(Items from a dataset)
========

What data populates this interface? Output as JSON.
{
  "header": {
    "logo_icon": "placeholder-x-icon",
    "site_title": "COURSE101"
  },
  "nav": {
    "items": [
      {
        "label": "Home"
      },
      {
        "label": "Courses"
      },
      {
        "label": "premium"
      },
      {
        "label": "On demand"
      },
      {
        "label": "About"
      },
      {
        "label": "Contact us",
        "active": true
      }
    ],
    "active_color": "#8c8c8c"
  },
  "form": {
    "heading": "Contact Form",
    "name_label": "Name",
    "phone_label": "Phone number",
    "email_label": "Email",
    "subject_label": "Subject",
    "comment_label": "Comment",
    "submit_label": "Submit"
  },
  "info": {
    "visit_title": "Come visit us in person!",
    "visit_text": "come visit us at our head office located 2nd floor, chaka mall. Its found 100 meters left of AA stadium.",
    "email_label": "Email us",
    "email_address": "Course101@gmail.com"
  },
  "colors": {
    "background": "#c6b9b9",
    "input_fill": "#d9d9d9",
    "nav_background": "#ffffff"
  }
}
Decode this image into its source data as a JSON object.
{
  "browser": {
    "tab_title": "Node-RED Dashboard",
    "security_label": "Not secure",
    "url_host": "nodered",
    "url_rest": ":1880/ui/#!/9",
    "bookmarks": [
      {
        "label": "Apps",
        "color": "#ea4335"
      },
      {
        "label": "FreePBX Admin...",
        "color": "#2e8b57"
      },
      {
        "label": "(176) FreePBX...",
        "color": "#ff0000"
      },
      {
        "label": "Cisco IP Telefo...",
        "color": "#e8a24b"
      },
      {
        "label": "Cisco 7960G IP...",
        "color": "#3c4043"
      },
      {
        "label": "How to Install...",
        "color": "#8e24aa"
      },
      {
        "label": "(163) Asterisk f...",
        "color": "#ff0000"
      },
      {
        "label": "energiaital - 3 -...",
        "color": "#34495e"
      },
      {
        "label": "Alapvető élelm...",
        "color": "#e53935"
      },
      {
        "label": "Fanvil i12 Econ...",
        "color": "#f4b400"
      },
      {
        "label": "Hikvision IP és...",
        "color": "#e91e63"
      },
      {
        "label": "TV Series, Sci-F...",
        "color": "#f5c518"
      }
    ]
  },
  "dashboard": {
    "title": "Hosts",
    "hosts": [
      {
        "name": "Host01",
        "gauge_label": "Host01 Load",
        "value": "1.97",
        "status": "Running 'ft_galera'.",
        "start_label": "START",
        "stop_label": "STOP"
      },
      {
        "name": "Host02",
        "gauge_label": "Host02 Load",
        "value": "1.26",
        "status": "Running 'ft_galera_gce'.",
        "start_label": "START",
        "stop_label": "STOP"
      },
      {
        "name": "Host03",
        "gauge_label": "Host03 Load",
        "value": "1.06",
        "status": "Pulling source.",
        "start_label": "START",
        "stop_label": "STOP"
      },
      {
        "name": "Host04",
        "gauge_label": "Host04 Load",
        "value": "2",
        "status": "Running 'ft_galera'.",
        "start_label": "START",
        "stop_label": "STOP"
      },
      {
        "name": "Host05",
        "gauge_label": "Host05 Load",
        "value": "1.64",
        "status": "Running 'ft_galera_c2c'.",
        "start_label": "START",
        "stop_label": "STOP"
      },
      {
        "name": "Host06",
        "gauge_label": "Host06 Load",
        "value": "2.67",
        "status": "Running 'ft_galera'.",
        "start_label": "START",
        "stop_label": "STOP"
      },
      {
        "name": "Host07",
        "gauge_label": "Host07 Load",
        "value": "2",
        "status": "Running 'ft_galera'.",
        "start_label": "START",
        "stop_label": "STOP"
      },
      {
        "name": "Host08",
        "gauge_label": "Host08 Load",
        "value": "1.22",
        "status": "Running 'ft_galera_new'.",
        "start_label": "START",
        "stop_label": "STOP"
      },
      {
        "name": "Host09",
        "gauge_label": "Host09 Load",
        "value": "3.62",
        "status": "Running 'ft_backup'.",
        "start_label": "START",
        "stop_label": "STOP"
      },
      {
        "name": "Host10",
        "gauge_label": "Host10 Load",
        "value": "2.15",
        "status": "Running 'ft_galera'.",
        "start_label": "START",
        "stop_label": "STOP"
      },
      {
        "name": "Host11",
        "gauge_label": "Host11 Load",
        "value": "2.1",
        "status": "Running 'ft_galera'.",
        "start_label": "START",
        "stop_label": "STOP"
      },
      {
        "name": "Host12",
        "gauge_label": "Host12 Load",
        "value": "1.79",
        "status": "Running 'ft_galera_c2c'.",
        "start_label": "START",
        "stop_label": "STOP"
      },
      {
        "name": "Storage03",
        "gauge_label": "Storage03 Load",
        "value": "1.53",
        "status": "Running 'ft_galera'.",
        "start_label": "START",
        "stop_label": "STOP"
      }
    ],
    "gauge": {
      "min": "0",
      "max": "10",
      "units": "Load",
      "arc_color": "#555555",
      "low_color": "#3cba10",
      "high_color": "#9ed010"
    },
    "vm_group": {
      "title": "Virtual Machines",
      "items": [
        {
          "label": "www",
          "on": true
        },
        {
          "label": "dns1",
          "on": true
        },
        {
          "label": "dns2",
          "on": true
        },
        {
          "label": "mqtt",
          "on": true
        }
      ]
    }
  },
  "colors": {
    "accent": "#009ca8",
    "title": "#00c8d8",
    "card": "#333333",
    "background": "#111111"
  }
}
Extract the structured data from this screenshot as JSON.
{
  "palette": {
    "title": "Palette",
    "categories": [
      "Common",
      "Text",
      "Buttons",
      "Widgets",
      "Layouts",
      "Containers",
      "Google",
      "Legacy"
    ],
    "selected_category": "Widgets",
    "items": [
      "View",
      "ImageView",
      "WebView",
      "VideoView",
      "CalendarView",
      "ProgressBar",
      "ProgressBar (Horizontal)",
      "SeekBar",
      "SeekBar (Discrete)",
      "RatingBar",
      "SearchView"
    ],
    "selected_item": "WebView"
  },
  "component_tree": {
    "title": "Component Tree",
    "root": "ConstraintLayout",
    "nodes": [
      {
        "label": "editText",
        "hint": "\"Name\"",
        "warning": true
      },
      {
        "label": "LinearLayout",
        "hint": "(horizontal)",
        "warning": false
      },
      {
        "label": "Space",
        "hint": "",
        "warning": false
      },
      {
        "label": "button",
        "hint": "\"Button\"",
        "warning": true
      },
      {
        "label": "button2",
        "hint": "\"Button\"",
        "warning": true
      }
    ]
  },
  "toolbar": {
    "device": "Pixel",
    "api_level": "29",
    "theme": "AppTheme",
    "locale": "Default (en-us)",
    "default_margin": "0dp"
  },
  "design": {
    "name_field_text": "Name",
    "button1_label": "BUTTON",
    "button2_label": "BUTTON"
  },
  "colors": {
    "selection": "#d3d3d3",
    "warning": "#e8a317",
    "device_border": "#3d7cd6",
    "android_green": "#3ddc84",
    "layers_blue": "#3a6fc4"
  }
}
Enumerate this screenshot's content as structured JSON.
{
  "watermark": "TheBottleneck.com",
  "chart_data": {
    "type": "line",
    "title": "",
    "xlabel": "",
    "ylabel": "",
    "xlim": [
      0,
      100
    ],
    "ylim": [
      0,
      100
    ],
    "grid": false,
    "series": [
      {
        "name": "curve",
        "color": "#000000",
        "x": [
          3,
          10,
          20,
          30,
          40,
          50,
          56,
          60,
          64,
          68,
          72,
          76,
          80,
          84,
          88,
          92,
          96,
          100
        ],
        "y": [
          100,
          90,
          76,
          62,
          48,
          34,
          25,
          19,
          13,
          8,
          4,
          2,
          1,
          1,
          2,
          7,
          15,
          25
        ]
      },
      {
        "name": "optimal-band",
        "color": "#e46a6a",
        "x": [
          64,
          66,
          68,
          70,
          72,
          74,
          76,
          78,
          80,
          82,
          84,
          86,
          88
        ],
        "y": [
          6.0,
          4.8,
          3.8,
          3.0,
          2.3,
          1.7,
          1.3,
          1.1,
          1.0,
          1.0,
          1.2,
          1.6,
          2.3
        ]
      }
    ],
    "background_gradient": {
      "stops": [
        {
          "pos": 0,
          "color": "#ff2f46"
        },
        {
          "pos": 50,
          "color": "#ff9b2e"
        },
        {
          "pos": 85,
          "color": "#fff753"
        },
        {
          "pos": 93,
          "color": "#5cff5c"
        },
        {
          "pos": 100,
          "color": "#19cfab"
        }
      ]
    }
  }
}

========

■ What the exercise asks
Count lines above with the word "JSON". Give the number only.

■ Answer to the problem
4